▸ **Aim of the exercise**
Print every entry, word for word, and skip the images.

-------- Information shown --------

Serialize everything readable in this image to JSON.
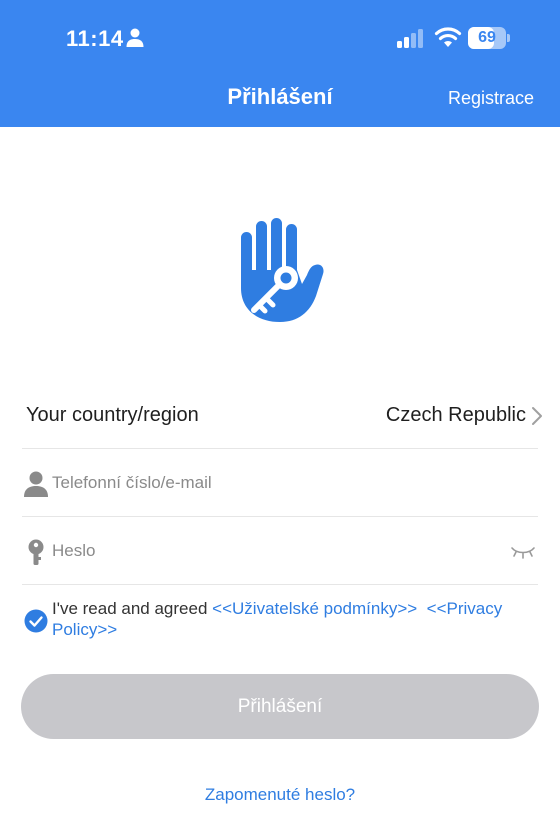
{
  "status_bar": {
    "time": "11:14",
    "battery_percent": 69,
    "battery_label": "69"
  },
  "header": {
    "title": "Přihlášení",
    "register_label": "Registrace",
    "background_color": "#3a86f0"
  },
  "logo": {
    "icon": "hand-key-icon",
    "color": "#2f7de1"
  },
  "country": {
    "label": "Your country/region",
    "value": "Czech Republic"
  },
  "phone_field": {
    "placeholder": "Telefonní číslo/e-mail",
    "value": ""
  },
  "password_field": {
    "placeholder": "Heslo",
    "value": ""
  },
  "agreement": {
    "checked": true,
    "text": "I've read and agreed",
    "terms_link": "<<Uživatelské podmínky>>",
    "privacy_link": "<<Privacy Policy>>"
  },
  "login_button": {
    "label": "Přihlášení",
    "enabled": false
  },
  "forgot_link": "Zapomenuté heslo?"
}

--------

▸ **Answer space**
Serialize everything readable in this image to JSON.
{
  "status_bar": {
    "time": "11:14",
    "battery_percent": 69,
    "battery_label": "69"
  },
  "header": {
    "title": "Přihlášení",
    "register_label": "Registrace",
    "background_color": "#3a86f0"
  },
  "logo": {
    "icon": "hand-key-icon",
    "color": "#2f7de1"
  },
  "country": {
    "label": "Your country/region",
    "value": "Czech Republic"
  },
  "phone_field": {
    "placeholder": "Telefonní číslo/e-mail",
    "value": ""
  },
  "password_field": {
    "placeholder": "Heslo",
    "value": ""
  },
  "agreement": {
    "checked": true,
    "text": "I've read and agreed",
    "terms_link": "<<Uživatelské podmínky>>",
    "privacy_link": "<<Privacy Policy>>"
  },
  "login_button": {
    "label": "Přihlášení",
    "enabled": false
  },
  "forgot_link": "Zapomenuté heslo?"
}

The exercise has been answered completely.